**WORK ORDER:**
Only the lines that hold "pages" should be in the answer, each copied from the data below.

**MATERIAL PROVIDED:**
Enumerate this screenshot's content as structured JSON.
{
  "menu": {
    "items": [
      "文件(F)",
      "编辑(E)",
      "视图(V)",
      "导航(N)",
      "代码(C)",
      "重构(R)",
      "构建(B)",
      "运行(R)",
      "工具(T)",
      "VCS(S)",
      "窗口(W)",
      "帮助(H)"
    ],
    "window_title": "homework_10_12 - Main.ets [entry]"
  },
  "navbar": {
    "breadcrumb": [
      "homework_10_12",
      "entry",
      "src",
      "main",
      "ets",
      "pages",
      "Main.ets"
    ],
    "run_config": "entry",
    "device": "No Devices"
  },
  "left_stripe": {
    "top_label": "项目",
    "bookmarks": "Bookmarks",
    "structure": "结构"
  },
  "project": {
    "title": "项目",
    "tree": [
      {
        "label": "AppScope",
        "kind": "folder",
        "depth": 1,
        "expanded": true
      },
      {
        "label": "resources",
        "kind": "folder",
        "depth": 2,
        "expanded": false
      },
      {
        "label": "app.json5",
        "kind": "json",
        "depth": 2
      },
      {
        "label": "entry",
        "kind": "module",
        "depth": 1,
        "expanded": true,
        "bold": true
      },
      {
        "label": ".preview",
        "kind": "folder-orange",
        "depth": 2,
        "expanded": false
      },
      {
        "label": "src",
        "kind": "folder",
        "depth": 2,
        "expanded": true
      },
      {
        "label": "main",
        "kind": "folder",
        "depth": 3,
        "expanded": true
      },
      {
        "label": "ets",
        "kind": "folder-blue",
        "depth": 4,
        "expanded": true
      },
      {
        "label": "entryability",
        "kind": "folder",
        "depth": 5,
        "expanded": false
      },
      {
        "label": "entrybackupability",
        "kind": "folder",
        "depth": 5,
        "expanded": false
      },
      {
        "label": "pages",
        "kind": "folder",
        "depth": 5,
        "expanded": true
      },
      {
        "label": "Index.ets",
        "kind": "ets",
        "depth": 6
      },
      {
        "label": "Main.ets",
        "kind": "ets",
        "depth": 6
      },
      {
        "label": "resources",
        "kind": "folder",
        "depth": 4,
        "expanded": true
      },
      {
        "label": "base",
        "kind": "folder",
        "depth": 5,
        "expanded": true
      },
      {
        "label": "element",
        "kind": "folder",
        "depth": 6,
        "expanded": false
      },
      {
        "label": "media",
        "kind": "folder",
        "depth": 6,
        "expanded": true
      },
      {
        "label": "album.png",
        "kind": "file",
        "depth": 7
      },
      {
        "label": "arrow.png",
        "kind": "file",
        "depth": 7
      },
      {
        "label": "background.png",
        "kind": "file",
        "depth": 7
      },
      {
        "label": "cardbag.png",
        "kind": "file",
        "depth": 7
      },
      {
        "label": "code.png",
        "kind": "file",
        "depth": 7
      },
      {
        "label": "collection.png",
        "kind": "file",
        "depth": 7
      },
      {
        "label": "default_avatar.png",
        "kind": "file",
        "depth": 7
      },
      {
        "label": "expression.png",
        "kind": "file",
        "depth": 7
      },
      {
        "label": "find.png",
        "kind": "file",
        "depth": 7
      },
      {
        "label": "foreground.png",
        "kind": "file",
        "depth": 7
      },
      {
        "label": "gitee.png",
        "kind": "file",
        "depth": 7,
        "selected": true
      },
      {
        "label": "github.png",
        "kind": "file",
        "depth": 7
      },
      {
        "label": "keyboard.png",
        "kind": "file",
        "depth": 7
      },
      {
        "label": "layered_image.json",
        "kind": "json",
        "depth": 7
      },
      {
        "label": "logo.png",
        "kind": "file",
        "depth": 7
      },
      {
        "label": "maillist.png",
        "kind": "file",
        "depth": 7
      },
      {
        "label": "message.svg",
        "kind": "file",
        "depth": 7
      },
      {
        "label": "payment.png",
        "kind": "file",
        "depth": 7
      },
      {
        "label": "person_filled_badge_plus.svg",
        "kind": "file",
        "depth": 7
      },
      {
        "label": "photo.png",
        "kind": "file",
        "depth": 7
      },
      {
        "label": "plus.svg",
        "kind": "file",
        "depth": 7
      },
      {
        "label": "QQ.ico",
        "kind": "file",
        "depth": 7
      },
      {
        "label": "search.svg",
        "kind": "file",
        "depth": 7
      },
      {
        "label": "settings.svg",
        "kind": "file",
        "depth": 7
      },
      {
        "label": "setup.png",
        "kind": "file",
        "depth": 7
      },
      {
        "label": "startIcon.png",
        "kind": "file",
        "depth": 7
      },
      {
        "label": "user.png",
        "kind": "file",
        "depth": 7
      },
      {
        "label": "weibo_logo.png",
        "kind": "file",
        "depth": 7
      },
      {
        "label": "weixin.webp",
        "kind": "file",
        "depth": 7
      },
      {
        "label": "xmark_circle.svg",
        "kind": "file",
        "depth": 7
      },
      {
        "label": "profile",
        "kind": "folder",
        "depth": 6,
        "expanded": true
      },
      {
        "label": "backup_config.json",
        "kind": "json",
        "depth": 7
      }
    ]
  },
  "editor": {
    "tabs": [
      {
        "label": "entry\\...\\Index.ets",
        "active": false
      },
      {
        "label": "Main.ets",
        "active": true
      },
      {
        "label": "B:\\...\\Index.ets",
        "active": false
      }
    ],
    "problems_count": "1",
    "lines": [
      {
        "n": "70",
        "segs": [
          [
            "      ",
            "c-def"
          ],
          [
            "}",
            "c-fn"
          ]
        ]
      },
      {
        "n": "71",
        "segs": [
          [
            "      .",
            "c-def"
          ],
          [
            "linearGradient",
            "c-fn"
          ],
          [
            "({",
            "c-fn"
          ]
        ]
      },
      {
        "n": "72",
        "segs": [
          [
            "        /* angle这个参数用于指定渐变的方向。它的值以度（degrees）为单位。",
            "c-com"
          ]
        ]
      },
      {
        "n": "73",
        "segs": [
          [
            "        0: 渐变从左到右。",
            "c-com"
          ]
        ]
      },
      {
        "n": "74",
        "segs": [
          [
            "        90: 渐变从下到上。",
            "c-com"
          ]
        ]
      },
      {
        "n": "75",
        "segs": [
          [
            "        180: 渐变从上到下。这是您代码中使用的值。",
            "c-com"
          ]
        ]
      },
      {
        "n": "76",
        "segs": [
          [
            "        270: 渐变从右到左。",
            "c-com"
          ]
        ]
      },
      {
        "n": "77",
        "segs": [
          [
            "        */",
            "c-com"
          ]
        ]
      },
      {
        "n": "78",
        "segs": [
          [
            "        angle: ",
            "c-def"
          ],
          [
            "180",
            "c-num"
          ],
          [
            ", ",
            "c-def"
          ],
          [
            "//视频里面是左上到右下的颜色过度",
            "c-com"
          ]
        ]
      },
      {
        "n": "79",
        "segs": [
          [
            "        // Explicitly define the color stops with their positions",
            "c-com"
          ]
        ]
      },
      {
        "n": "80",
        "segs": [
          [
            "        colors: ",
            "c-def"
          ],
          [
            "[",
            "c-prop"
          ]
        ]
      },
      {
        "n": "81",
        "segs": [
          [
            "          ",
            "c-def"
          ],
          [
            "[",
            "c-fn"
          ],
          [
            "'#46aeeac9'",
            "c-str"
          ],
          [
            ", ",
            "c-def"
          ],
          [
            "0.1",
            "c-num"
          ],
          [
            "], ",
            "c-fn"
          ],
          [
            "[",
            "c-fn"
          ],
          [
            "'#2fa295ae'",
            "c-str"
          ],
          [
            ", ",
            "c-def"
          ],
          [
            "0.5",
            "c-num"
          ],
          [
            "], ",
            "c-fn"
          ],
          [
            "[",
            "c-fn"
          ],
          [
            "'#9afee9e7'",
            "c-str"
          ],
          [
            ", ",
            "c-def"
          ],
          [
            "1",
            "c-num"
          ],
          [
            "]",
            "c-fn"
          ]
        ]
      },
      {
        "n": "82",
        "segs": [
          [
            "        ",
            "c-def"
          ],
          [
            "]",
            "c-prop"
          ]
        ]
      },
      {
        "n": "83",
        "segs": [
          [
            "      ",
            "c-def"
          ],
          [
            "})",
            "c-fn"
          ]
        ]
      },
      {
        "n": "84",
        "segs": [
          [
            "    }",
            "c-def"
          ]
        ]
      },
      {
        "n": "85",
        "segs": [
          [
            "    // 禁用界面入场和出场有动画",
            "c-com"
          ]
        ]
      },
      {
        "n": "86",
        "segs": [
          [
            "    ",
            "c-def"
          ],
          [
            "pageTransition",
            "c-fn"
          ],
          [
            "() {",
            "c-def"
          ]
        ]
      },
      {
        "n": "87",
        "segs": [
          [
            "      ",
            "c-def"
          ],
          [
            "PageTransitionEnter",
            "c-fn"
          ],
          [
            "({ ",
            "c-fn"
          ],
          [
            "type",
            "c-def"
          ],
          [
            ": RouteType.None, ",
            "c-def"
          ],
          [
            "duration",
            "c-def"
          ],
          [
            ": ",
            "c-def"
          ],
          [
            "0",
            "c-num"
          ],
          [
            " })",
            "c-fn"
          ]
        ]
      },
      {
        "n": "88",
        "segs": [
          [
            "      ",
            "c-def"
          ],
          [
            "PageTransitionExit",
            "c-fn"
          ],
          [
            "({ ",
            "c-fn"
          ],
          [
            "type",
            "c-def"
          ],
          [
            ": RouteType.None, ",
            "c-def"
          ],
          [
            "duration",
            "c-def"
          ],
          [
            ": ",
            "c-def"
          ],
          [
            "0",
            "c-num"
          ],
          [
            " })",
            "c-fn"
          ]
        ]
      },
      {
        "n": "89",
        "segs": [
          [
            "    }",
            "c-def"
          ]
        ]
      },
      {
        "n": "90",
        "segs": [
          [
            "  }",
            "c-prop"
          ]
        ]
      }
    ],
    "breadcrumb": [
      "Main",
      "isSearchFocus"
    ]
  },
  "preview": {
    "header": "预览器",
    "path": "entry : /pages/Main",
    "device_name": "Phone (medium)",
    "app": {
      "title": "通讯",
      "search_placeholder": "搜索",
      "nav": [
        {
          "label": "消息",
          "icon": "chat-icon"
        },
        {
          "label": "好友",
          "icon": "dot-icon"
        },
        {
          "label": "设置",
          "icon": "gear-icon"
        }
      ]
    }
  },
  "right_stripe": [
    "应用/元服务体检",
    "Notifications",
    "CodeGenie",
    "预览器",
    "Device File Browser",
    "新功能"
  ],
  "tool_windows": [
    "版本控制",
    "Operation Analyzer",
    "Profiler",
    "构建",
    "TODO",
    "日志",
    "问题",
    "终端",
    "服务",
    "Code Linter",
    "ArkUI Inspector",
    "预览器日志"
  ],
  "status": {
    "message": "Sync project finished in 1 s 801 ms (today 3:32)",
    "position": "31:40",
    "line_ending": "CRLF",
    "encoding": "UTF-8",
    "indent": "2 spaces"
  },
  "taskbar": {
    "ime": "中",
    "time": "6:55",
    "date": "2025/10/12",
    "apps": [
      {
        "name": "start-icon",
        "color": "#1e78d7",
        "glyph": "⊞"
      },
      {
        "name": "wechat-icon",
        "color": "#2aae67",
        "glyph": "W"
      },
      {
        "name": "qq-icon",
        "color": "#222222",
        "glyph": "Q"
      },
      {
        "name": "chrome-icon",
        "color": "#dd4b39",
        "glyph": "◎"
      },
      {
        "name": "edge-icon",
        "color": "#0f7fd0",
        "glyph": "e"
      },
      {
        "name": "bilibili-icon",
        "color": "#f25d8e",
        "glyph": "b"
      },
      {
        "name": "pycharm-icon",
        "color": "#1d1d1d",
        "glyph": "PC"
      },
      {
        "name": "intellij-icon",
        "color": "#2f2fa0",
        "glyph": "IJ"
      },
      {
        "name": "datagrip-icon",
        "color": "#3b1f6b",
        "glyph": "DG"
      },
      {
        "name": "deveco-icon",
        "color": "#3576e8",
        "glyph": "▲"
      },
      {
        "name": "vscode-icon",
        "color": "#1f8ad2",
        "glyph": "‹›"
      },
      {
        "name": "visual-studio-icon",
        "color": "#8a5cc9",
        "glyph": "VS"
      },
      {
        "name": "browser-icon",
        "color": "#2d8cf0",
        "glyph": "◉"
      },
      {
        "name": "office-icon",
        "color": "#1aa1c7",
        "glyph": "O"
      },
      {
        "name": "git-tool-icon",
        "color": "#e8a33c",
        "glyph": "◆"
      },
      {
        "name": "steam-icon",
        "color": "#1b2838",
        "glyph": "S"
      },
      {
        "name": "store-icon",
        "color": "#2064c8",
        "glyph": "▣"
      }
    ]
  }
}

**SOLUTION TO THE EXERCISE:**
      "pages",
        "label": "pages",
    "path": "entry : /pages/Main",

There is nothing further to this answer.